Watching Alan Greenspan this week, I couldn’t help but to sense we are witnessing the End of an Era. Not because I expect him to retire soon, although I doubt he enjoys his work as much these days. Instead, I see the approaching end to the Greenspan era of unrelenting financial stimulation and economic growth of any sort, at any cost. He may talk inflation hawk, but this is but the clever guise of the Grand Master of Stimulation. Remember, it was after only after a few short months on the job that he came aggressively to Wall Street’s rescue after the 1987 stock market crash. With very few exceptions, he has acted on behalf of the interests of the leveraged speculating community ever since, if not orchestrating at least presiding over the greatest financial Bubble in history. Over the years he has become an expert in spin, obfuscation and, most of all, fueling speculative excess. He may rarely utter the word "Credit," but Greenspan has invariably coveted the financial sector (at the expense of the manufacturer), appreciating full well the credit mechanism as the engine for spending growth and perceived prosperity.

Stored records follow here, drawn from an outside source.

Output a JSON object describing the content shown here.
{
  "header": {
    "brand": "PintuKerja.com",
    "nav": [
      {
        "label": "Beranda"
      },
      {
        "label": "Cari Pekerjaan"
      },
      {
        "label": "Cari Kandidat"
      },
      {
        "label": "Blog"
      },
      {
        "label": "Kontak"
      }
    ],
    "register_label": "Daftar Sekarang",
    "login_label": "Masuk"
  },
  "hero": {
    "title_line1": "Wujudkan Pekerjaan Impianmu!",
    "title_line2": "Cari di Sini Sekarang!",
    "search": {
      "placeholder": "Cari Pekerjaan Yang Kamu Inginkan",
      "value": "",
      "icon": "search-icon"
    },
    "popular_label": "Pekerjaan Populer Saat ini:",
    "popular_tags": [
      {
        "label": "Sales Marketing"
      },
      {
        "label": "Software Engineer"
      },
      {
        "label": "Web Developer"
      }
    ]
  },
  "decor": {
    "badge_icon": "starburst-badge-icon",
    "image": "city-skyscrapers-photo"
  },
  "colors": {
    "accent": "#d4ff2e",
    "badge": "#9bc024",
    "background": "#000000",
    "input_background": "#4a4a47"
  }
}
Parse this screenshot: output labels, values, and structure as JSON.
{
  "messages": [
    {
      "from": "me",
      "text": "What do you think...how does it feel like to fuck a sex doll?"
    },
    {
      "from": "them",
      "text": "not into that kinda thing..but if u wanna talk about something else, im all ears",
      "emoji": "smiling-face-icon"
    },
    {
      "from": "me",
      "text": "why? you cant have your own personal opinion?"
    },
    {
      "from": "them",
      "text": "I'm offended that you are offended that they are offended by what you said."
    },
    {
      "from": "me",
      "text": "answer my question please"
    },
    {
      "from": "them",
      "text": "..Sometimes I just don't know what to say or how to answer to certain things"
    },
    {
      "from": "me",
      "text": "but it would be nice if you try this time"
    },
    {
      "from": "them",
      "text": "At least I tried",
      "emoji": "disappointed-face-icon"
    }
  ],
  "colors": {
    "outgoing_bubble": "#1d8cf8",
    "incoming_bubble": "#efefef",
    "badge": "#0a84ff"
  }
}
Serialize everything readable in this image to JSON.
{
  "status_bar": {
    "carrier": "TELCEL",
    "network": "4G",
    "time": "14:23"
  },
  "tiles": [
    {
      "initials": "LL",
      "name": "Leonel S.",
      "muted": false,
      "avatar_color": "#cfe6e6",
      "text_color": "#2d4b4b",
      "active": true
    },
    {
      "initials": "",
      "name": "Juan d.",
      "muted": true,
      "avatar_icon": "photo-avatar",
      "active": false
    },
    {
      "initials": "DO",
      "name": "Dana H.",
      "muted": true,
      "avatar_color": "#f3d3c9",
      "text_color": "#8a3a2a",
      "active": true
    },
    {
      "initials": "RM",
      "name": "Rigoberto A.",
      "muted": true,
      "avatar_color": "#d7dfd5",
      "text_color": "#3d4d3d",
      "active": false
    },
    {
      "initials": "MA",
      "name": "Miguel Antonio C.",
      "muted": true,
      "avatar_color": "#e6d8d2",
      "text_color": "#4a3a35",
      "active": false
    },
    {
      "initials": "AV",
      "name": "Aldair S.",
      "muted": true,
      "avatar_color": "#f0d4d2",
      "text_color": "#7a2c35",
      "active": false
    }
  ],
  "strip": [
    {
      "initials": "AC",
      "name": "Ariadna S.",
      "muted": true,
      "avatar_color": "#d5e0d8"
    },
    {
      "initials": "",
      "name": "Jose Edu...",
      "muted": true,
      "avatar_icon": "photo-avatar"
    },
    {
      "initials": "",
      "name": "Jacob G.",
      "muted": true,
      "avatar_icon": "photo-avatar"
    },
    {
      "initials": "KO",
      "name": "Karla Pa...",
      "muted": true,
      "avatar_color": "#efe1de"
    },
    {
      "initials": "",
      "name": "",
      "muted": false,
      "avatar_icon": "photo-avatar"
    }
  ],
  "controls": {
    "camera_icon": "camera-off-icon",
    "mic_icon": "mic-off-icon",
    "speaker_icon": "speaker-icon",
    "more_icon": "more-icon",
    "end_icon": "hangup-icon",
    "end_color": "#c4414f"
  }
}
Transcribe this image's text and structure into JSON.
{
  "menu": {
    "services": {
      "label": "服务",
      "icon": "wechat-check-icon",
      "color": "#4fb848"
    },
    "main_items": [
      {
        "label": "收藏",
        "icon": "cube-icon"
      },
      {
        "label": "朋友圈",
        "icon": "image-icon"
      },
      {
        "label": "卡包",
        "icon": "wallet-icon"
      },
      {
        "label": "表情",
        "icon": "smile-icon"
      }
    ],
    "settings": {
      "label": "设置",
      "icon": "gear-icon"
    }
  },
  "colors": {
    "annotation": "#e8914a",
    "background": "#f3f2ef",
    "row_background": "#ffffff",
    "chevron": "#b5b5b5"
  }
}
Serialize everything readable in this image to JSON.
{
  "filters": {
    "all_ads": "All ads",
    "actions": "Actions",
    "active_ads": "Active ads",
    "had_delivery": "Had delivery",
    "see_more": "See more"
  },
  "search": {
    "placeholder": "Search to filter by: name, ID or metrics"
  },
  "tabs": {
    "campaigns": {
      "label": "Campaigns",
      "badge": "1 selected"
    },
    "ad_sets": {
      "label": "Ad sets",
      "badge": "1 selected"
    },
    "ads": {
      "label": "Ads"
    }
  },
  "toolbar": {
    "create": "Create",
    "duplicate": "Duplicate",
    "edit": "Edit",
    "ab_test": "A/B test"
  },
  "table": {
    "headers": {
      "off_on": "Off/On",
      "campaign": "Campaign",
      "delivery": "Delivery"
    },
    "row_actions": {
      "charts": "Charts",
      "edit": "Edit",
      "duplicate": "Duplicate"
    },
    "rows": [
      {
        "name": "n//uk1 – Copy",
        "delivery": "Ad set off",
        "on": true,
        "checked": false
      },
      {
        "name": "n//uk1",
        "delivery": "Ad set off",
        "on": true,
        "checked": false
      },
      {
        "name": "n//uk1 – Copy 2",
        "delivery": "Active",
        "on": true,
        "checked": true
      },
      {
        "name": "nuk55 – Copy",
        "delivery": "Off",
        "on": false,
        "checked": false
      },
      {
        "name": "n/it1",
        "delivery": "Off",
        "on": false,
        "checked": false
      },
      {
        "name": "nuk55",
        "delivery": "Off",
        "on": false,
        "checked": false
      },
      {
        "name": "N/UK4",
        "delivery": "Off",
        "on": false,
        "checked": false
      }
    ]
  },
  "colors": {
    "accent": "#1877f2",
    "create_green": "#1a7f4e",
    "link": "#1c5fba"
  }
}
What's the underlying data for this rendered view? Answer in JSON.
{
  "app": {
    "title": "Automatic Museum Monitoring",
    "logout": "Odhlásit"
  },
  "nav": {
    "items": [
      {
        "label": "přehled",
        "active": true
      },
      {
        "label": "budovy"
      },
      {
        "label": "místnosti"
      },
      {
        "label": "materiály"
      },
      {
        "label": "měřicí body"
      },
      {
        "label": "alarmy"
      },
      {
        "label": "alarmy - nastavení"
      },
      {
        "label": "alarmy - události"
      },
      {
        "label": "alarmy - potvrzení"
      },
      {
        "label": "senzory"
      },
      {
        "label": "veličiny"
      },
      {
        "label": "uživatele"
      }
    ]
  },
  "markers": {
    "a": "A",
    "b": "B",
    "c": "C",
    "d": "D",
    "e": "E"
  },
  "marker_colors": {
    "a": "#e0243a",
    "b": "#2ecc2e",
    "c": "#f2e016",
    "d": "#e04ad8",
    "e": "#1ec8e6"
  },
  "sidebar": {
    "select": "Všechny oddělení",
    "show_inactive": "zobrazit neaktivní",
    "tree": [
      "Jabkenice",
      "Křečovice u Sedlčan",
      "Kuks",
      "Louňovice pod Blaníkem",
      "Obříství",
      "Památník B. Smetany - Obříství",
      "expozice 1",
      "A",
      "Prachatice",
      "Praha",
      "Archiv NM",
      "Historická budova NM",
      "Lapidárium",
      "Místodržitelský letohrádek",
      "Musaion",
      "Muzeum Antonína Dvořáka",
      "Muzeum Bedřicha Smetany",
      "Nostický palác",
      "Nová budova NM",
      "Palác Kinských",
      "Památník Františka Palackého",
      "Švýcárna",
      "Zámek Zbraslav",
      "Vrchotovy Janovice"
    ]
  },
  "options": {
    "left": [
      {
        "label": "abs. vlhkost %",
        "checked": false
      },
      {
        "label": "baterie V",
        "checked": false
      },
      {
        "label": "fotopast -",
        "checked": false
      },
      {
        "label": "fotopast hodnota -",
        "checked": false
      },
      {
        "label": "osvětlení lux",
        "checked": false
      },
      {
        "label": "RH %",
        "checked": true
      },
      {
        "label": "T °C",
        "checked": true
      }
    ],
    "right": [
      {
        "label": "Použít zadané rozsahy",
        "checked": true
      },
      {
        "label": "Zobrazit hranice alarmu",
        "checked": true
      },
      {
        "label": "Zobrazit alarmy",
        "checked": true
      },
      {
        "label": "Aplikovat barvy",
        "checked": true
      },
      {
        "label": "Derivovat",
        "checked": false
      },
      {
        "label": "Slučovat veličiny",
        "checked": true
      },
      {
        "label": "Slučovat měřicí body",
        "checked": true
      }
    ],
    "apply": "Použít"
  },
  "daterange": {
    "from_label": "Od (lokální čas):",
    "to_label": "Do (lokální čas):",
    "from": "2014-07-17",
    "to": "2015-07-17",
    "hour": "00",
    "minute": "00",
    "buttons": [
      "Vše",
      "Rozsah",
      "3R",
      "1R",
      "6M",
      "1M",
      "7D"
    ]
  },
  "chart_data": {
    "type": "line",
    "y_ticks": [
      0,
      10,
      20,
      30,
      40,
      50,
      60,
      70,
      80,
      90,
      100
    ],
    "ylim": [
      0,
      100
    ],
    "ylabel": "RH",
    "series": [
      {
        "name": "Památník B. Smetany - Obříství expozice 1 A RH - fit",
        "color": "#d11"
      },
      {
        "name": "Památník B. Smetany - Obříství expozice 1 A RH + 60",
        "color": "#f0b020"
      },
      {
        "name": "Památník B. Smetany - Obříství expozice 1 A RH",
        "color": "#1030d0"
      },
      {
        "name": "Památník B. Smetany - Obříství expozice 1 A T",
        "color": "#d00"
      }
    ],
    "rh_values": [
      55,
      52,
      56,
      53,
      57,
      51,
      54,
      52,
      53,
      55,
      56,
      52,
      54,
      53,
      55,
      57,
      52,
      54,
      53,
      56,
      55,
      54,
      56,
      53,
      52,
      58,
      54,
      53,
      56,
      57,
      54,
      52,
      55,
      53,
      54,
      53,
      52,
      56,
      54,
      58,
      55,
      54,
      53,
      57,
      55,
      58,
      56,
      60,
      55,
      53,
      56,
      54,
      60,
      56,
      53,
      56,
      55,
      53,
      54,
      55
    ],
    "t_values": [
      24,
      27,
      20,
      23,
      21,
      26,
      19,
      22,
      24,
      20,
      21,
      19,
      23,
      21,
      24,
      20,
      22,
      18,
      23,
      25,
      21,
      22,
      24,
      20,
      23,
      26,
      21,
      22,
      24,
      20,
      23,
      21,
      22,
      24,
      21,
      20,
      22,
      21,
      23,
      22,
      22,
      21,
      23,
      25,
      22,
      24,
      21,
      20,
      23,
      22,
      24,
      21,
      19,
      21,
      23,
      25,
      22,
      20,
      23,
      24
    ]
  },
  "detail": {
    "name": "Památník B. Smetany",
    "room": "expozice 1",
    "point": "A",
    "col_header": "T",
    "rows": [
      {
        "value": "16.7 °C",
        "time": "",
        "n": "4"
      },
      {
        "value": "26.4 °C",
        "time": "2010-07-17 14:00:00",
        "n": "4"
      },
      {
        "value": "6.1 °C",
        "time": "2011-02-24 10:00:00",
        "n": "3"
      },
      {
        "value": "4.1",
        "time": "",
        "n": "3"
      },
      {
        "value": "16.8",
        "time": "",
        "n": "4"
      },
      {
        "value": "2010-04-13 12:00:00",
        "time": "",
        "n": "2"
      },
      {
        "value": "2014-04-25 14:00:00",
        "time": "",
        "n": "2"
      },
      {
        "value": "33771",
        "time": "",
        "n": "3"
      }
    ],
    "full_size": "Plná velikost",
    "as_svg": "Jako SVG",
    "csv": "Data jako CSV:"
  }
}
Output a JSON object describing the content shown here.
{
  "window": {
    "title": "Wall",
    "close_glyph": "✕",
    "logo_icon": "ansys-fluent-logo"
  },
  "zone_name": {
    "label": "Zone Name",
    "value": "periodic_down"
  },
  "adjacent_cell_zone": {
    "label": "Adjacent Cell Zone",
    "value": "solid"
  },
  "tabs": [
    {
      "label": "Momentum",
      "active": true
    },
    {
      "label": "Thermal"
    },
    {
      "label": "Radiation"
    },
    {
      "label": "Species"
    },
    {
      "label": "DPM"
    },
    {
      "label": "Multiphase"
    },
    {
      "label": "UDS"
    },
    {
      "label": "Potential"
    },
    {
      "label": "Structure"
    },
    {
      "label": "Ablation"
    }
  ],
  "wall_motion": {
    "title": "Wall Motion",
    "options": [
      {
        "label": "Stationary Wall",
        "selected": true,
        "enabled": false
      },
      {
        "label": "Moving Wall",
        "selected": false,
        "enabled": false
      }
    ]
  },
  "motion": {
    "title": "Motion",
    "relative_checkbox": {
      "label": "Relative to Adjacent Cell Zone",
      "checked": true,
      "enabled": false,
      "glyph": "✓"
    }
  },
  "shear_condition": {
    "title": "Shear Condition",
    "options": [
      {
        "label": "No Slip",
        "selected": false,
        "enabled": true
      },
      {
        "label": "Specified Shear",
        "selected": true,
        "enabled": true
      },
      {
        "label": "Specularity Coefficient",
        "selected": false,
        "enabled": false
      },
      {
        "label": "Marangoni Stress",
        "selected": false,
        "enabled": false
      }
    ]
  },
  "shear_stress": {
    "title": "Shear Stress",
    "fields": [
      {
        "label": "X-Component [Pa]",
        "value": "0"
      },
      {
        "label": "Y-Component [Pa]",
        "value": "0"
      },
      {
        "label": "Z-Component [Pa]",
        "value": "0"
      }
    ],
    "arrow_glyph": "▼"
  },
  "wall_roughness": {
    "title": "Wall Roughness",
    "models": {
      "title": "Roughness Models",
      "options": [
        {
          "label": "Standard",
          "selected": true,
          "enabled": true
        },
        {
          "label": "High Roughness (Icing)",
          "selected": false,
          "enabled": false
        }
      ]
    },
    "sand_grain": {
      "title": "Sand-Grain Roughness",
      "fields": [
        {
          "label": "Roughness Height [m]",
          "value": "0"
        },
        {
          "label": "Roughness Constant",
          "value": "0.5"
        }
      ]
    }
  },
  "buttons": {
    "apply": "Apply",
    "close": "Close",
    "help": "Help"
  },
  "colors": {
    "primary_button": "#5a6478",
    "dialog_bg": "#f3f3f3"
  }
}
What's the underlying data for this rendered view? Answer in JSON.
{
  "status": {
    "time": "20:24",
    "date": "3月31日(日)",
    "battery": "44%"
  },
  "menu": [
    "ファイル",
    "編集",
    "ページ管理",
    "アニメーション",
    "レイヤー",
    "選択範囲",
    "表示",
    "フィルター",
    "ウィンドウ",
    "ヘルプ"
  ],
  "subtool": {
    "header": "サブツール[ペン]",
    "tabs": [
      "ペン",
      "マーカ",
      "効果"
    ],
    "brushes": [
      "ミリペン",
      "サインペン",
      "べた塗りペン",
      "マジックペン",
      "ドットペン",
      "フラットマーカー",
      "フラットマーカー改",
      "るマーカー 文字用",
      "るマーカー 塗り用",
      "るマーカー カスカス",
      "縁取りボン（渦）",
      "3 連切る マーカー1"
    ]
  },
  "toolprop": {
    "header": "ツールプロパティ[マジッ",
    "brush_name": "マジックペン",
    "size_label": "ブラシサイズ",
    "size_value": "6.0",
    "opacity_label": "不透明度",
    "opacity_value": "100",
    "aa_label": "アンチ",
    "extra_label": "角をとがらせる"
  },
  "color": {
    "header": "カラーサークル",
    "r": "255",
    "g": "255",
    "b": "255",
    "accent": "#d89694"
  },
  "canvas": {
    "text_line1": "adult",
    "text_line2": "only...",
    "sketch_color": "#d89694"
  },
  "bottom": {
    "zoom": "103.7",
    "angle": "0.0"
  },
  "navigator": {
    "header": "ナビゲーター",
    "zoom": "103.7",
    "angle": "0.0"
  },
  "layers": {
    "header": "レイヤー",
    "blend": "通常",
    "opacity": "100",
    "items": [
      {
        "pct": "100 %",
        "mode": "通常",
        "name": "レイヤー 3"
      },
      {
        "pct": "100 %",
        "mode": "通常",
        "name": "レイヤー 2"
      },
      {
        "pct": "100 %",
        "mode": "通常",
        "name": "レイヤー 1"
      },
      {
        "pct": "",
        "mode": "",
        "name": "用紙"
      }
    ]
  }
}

It has always been perfectly clear to the financial community that he stands ready to act aggressively to forestall what has developed into recurring financial crises, and they have certainly played it accordingly. We see again this week the phenomenon that heightened financial stress only incites Pavlov impulses of more rate cuts. After all, each time the system has found itself at the edge it was Greenspan who fostered the "recoil" and led the stampede re-igniting both the credit system and speculation, much to the delight of Wall Street and Washington. Well it’s been quite a 14 years, but it’s catching up to him. Mr. Greenspan doesn’t have much room left to stimulate on the interest rate front, and he’s running out of Bubbles to inflate. It also appears the leveraged speculating community has already placed its bets, so his ability to incite their speculative impulses for his pursuits is largely exhausted. Moreover, his GSE partners have pushed the extremes of reckless credit excess for three years now, creating what has become a conspicuous real estate Bubble. Further mortgage credit inflation will do anything but resolve the severe structural imbalances impairing the U.S. economy and financial system. And it just doesn’t appear our foreign partners are all too sympathetic to the cause of the American Bubble. Boom-time comradery is today being awkwardly superceded by a sense that unfolding circumstances dictate a focus on individual interests. So, it is today a case of pondering how long we can expect the consumer and mortgage Bubble to continue inflating; that is, without the resulting gross distortions puncturing the vulnerable dollar Bubble.